Thiruni Kelegama is a postdoctoral fellow in the Department of Geography at the University of Zurich, Switzerland. She is an anthropologist and a political geographer whose research focuses on post-war reconstruction, development, militarisation and nationalism in Sri Lanka.
Consolidating Control: Frontier Governance in Post-war Sri Lanka
This paper studies contentious forms of territorialisation and the spatial dynamics that have been part of state expansion processes into the northeastern Dry Zone frontier in postcolonial Sri Lanka. From early postcolonial attempts to civilise this frontier through high-modernist development projects, this region has continually been subject to long-standing state and military interventions driven by an objective to bring “development” to the peripheries, which continue to date. Through a discussion of such interventions and its post-war revival in 2009, I trace the manner in which the military assumed extra-ordinary powers and became critical to the carrying out of development projects and the militarised practices that enable this. Building on 11 months of ethnographic fieldwork, I argue the post-war state enabled the security-development nexus in a four-fold manner: by normalising the presence of the military, by ensuring the military is seen as charitable, by blurring the boundary between the military and the civilians and finally by portraying the work carried out by the military as transformative.

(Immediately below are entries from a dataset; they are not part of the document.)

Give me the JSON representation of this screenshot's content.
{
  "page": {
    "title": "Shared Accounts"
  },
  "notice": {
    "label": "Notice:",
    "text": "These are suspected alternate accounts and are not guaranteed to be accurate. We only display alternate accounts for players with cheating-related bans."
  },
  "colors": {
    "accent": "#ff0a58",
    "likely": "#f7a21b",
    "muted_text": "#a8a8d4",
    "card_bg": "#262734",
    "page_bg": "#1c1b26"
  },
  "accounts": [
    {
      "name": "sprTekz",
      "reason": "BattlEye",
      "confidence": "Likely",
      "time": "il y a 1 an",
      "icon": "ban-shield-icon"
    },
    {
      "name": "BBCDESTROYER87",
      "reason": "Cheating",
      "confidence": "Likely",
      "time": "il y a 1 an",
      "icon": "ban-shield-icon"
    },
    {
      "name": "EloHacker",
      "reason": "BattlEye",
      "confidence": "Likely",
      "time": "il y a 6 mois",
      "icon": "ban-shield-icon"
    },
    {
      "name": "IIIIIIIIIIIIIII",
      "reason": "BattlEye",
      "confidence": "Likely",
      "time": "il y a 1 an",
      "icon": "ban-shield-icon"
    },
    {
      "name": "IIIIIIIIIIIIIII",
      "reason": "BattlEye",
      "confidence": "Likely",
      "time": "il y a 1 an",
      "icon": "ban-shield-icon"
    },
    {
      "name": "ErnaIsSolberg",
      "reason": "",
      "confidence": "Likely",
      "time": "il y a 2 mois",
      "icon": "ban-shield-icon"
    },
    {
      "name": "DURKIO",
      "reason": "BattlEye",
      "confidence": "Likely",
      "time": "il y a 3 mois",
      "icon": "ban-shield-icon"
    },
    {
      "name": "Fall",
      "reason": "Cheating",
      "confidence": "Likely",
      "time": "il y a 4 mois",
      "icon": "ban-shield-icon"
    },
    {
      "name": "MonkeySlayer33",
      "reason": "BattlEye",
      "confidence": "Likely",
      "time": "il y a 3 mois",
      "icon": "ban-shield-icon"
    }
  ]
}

The paper concludes by demonstrating how the military and militarised practices of exerting control are essential to the long-standing project of expanding and claiming of the frontier, and therefore critical to the postcolonial state territorialisation agenda.
Affiliation: University of Zurich